[nextpage title=”HD Tune”]
Now we will look at the results recorded using HD Tune. Please read on to see the results.
The Intel drive outperformed both the comparison drives in the minimum, maximum, and average transfer rate tests, achieving 22% better performance than the Kingston drive and 8.9% better performance than the Patriot drive on average.
In the burst transfer rate test, the Kingston drive outperformed the Intel unit by 24%. However, the Intel drive still managed to beat the Patriot drive by a massive 168% in this test.
[nextpage title=”PCMark 7″]
We decided to use PCMark 7 to test the performance of these drives because they give us a good indication of real world performance. Please continue reading to see the results.

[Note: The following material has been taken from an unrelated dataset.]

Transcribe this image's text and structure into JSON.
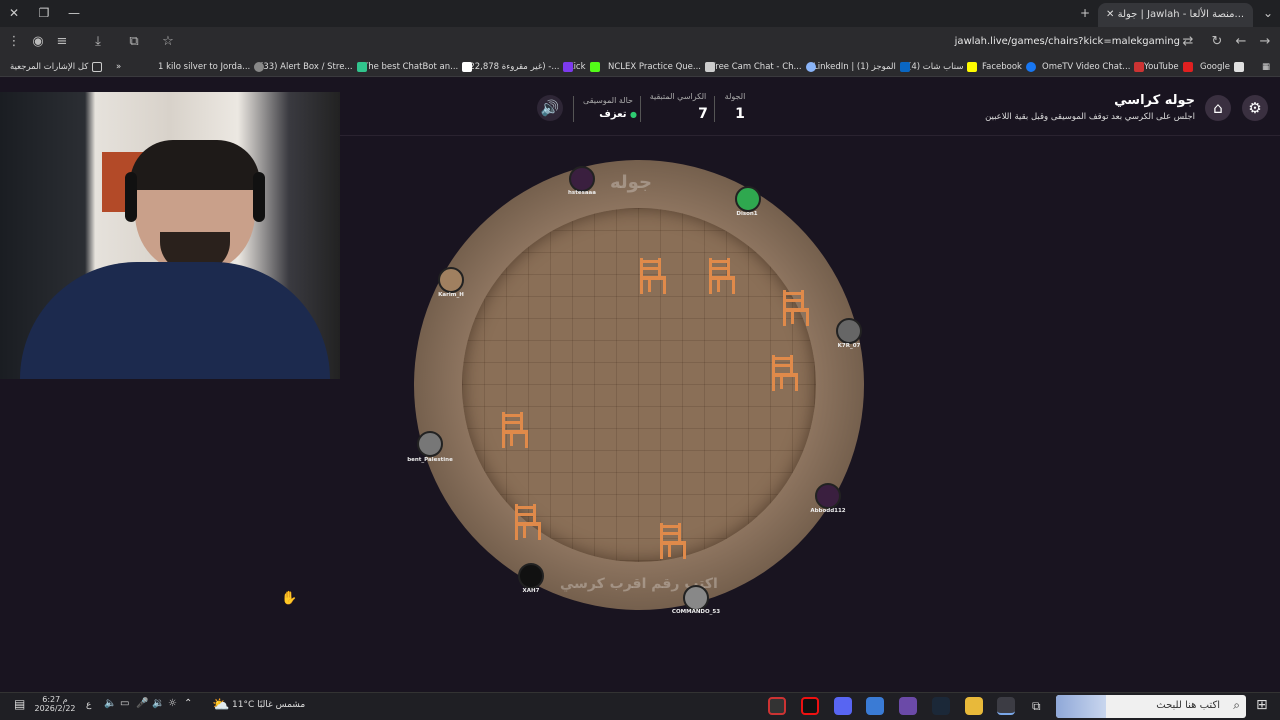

In the PCMark 7 tests, all three drives exhibited the same level of performance, as the slight variations are all within our 3% error margin.
Overall, we would say that the Intel SSD 320 Series 160 GB performed very well in our tests, even though the comparison drives performed better in a couple of them. This surprised us a little, as the Intel unit has a significantly lower maximum write speed than the two comparison drives.
Of course, the lower maximum write speed of the Intel drive did let it down in the sequential write tests. So the comparison drives are likely to exhibit better real world performance when writing large amounts of data sequentially. In the sequential read tests, the Intel unit performed very close to the 270 MB/s maximum claimed read speed, making it faster than both the comparison drives.
The Intel drive seemed to perform significantly better than the comparison drives in the read tests using 4 KB blocks in both CrystalDiskMark and AS SSD. It also achieved a very low access time in the AS SSD read test, meaning it can start transferring data faster than the other two drives. The Patriot drive did have a slightly quicker access time in the write test, but the difference was quite small.
In the PCMark 7, the Intel drive performed the same as the two comparison drives, indicating that there won’t be large differences in the real world performance of the three drives should you use them day-to-day in your PC.
Due to the higher capacity, the Intel SSD 320 Series 160 GB is
around USD 65 more expensive than the two comparison drives. But for many people, the extra capacity of the Intel unit will outweigh the increased cost, and we wouldn’t hesitate to recommend it at this price.